Now, I kinda take it for granted again. So one of the things I would say to folks is, you don't have to deny the difficult things, and there's plenty in the Psalms that encourages us to pour out to God our laments and our upset-ness and our fears, and just all that sort of thing. But gratitude can be a huge way, not only to give God appropriate credit, but to begin to soften our own hearts and begin to reframe even difficult things. So even today, this was a really hard day, but Lord, in that conversation, I sensed your help there, and I thank you for it. And I just know in my own life if I can live into gratitude, that's a way to get out of a funk, but it's also a way to move toward joy and greater meaning.
LA: Shundrawn would you tell folks how they can find out more about this message of how they can find joy in their work.
ST: Sure. Well, so there are a couple of ways that they can connect with the mission, and the message. First of all, we have plenty of information at the website, shundrawnthomas.com, so that's S-H-U-N-D-R-A-W-N thomas.com. It's available on all major book distributor sites, so whatever your book site of choice is, and I won't do commercials for them, but it's available on all the major sites, and also I know people are increasingly into more the audio versions, and so we did concurrently with the release of the book, release an audio version. So there is also an audio version of the book available.
LA: So Shundrawn's book is called Discover Joy In Work: Transforming your Occupation into Vocation, and you can get it wherever major books are sold. You can get it on your downloadable device, which is what I did. So I could listen to it while I did the work of doing my dishes and the work of walking the dogs and all of that, so I hope folks would pick it up, and I hope everyone gets a little bit more joy their work, I think that'll make the whole world a more joyful place to be in.
MR: Yes, indeed. Well, Shundrawn, thank you. Great to have you on.
ST: Thank you, Mark.

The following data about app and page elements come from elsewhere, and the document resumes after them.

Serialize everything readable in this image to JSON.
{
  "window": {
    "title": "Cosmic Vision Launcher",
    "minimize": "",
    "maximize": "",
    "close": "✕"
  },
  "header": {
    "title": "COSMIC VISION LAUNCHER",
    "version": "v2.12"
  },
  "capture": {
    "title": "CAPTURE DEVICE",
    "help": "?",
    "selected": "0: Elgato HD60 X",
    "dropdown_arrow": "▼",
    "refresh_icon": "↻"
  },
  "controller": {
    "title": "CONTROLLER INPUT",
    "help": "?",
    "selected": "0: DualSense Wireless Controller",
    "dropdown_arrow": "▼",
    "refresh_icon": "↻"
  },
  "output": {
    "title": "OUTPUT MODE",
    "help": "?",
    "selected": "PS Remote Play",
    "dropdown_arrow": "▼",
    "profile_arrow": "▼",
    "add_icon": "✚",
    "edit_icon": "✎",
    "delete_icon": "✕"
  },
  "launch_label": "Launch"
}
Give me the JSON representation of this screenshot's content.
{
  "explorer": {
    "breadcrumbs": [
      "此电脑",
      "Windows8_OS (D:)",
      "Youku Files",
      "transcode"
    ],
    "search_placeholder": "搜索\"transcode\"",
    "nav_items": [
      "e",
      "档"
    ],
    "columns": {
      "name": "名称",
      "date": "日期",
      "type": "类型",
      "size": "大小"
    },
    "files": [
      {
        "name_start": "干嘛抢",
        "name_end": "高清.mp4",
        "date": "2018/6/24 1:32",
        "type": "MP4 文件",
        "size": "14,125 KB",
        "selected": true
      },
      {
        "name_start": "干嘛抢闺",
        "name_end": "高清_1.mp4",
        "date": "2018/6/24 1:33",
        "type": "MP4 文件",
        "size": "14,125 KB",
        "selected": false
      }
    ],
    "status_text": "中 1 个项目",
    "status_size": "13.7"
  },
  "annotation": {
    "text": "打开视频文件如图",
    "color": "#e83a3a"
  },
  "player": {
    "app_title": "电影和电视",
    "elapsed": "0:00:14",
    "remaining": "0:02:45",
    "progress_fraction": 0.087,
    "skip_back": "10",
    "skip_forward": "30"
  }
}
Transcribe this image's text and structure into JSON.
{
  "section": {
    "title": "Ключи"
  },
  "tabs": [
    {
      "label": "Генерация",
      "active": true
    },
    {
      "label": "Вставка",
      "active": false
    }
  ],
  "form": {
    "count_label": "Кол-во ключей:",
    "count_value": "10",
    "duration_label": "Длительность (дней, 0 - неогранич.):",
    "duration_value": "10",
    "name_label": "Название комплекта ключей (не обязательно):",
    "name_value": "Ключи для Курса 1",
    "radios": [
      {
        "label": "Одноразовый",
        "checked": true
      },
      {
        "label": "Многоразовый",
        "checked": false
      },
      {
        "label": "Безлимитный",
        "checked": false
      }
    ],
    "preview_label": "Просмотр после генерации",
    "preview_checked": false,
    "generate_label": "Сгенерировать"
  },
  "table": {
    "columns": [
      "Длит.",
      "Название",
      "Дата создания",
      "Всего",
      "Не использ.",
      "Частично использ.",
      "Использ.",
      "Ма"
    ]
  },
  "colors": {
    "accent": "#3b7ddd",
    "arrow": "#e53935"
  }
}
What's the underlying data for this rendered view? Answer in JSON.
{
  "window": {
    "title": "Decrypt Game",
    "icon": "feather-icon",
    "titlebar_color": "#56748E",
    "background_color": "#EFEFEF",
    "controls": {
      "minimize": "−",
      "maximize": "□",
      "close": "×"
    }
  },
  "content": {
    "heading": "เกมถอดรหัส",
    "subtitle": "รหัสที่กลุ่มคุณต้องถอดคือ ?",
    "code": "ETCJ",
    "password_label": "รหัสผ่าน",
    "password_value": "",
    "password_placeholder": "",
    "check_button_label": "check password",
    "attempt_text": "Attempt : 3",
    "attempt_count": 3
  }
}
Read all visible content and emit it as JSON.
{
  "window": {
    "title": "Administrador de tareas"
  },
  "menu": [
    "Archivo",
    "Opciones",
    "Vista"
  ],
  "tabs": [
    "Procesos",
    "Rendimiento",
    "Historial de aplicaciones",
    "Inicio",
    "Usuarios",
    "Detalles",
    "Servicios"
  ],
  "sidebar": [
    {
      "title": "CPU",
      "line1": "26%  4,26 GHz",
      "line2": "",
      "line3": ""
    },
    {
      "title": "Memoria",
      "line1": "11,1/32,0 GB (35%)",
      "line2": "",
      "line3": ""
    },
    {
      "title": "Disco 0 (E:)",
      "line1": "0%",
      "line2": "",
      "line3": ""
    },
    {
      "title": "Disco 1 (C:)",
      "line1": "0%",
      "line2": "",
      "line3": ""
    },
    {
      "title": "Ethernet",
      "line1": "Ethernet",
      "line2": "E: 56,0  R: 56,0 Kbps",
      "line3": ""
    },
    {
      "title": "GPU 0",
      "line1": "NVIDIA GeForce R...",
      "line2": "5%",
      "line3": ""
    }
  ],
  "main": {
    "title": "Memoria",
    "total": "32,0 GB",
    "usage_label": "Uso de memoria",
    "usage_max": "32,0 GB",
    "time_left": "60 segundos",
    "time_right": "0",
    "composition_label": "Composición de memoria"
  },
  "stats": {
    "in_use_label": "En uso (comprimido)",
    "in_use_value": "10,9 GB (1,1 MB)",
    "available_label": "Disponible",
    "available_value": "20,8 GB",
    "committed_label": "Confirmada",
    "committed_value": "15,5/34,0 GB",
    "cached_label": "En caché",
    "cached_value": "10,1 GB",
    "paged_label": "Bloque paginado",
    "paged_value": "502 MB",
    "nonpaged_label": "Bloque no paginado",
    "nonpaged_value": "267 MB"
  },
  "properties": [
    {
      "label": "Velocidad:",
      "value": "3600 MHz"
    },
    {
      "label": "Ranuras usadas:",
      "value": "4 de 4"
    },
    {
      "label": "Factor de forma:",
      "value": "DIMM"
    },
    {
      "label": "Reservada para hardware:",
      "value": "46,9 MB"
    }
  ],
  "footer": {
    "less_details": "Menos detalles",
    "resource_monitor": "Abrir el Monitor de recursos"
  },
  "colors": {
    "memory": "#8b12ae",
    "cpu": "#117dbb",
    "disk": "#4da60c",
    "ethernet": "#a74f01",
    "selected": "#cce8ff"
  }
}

< Back to Making It Work podcast episode list
Copyright Theology of Work Project, Inc. Permission granted for linking to "Making it Work" webpages at the theologyofwork.org. Additional permissions granted by the Theology of Work Project Creative Commons Attribution-Noncommercial 4.0 International License, available at https://www.theologyofwork.org/about/cc-license.